The Playground

The Simply Music blog

Teamwork – Playing with Others

Found in: Coaching


“Teamwork, Teamwork, how ‘bout it?”

Being a musician promotes versatility as it teaches many musical and real-life skills, such as cooperation in playing as a team, traditionally called ensemble playing.

Ensemble playing in Simply Music lessons can be quite simple. Starting in Level One, classes introduce the concepts of duets and trios on the piano, and then introduce playing with other instruments. The first song, Dreams Come True, can be played as a duet with one student playing the left hand notes, and another playing the right hand melody. Or one student can play Dreams Come True Arrangement One while the second plays the Dreams Come True Foundation piece, up an octave. Dreams Arrangement Two can also be played in the same fashion; one student playing the arrangement in the middle C and bass C area of the piano, while the second student plays Dreams in D in the treble C and above octave on the piano. The same song can be played as an improvisation exercise with one student playing Dreams Arrangement One while the second improvises with five fingers over five notes on the treble C position of the piano. All of these experiences produce better musicians who are able to listen to others while making music. It improves their technique, rhythm and concept of achieving balance when playing with others. This idea of playing duets with the Foundation pieces and Arrangements, along with original accompaniments and improvisations can be used in all the levels in the Simply Music curriculum.

Another easily contrived ensemble experience within the Simply Music learning environment is the idea of hiring a local band. The easiest material would be using the accompaniment songs in the Foundation levels and the parallel Accompaniment program, which lends itself to a group of musicians playing together. In a typical band, the drummer keeps “the beat”, or provides the rhythm section; the bass guitar, or string bass provides the lower tones, “foundation” and movement of the group; the pianist would play the accompaniment, or “comp” layer on generally the middle tones of the piano; and the most memorable part, the melody line, could be carried by another instrument such as a trumpet, saxophone, etc. or the most prevalent choice, the voice in a higher range.

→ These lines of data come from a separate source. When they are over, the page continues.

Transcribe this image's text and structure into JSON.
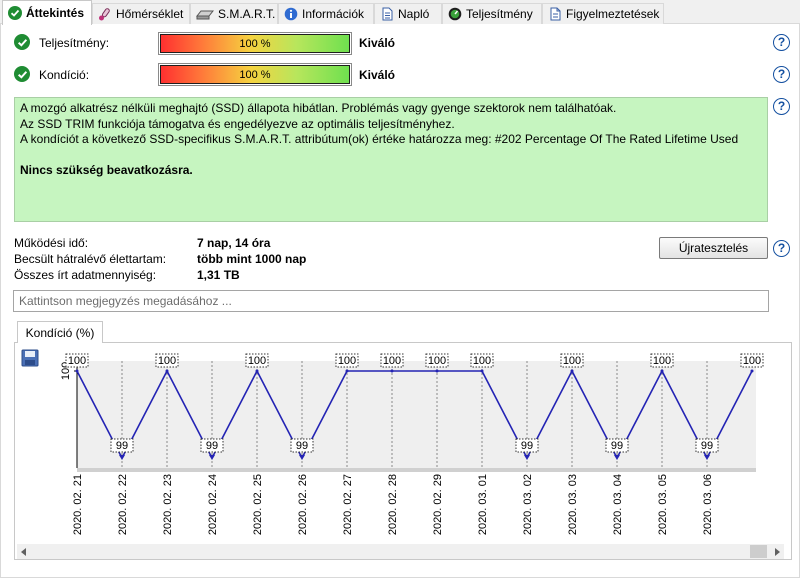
{
  "tabs": [
    {
      "label": "Áttekintés",
      "icon": "green-check-icon",
      "active": true
    },
    {
      "label": "Hőmérséklet",
      "icon": "thermometer-icon",
      "active": false
    },
    {
      "label": "S.M.A.R.T.",
      "icon": "drive-icon",
      "active": false
    },
    {
      "label": "Információk",
      "icon": "info-icon",
      "active": false
    },
    {
      "label": "Napló",
      "icon": "log-document-icon",
      "active": false
    },
    {
      "label": "Teljesítmény",
      "icon": "speedometer-icon",
      "active": false
    },
    {
      "label": "Figyelmeztetések",
      "icon": "alerts-document-icon",
      "active": false
    }
  ],
  "performance": {
    "label": "Teljesítmény:",
    "bar_text": "100 %",
    "percent": 100,
    "rating": "Kiváló"
  },
  "health": {
    "label": "Kondíció:",
    "bar_text": "100 %",
    "percent": 100,
    "rating": "Kiváló"
  },
  "status": {
    "lines": [
      "A mozgó alkatrész nélküli meghajtó (SSD) állapota hibátlan. Problémás vagy gyenge szektorok nem találhatóak.",
      "Az SSD TRIM funkciója támogatva és engedélyezve az optimális teljesítményhez.",
      "A kondíciót a következő SSD-specifikus S.M.A.R.T. attribútum(ok) értéke határozza meg:  #202 Percentage Of The Rated Lifetime Used"
    ],
    "conclusion": "Nincs szükség beavatkozásra."
  },
  "info": {
    "uptime_label": "Működési idő:",
    "uptime_value": "7 nap, 14 óra",
    "lifetime_label": "Becsült hátralévő élettartam:",
    "lifetime_value": "több mint 1000 nap",
    "written_label": "Összes írt adatmennyiség:",
    "written_value": "1,31 TB"
  },
  "retest_button": "Újratesztelés",
  "comment_placeholder": "Kattintson megjegyzés megadásához ...",
  "chart_tab": "Kondíció  (%)",
  "colors": {
    "line": "#2424b4",
    "status_bg": "#c6f5c0",
    "check": "#1f8c33",
    "help": "#1450a0"
  },
  "chart_data": {
    "type": "line",
    "series": [
      {
        "values": [
          100,
          99,
          100,
          99,
          100,
          99,
          100,
          100,
          100,
          100,
          99,
          100,
          99,
          100,
          99,
          100
        ]
      }
    ],
    "x": [
      "2020. 02. 21",
      "2020. 02. 22",
      "2020. 02. 23",
      "2020. 02. 24",
      "2020. 02. 25",
      "2020. 02. 26",
      "2020. 02. 27",
      "2020. 02. 28",
      "2020. 02. 29",
      "2020. 03. 01",
      "2020. 03. 02",
      "2020. 03. 03",
      "2020. 03. 04",
      "2020. 03. 05",
      "2020. 03. 06"
    ],
    "y_tick_label": "100",
    "ylim": [
      99,
      100
    ],
    "grid": true
  }
}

Ensemble playing provides a rich experience for the student as it shifts the focus from, “how do I sound?” to “how do we sound?”, an imperative part of being a well-rounded musician. When playing teamwork-style, the musicians sharpen their listening skills, rhythm, and submit to the ‘lead’, which can only be led one instrument at a time. It is imperative the musicians start off with an obvious “count off” and then listen to each other so you can play in rhythm with others. One needs to ‘feel’ the beat as one unit, a whole. This opportunity provides the rhythm and ‘comp’ section a chance to enhance, enrich and empower the ‘lead’. It builds a sense of community, of knowing our place in the musical group, and a sense of balance, being able to invest in something outside of ourselves. Teamwork can only be taught through real-life experiences and ensemble playing is one of the best ways to teach that concept in your music studio. If you have not ventured into this area, just give it a go and see where it leads. You will be pleasantly surprised at the numerous benefits.

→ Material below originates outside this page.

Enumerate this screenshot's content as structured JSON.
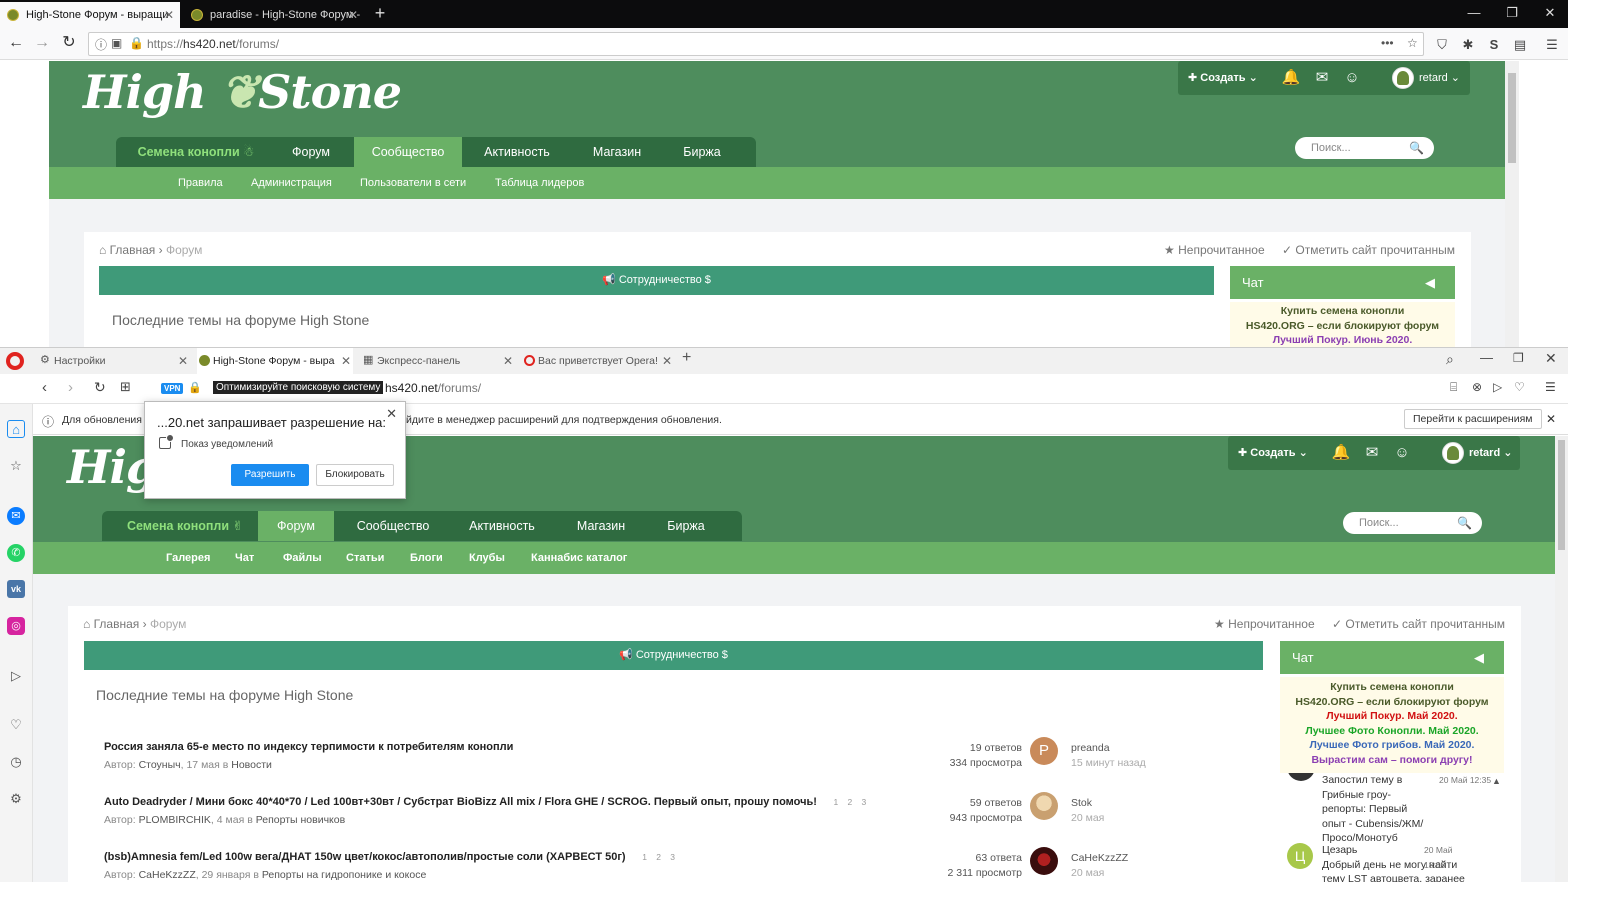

Enjoy this excerpt from the “26 Golden Rules of Ensemble Playing” written by Walter Bergman (1903-1988)

  1. Never worry whether you are playing the same piece as the others; they will soon find out.
  2. Stop at every repeat sign and enter into a discussion about whether you should, should not, would, would not, could, could not, want, or want not, to repeat.
  3. Which is the most important part in an ensemble? The other one.
  4. Always aim for the highest number of n.p.s. (notes per second).
  5. If you play a wrong note, give your partner a dirty look.
  6. If a passage is difficult, slow down; if it’s easy, speed up. In the long run it all evens out.
  7. A right note, at the wrong time, is a wrong note (and vice versa).
  8. Do take your time turning a page – it gives everyone a nice rest.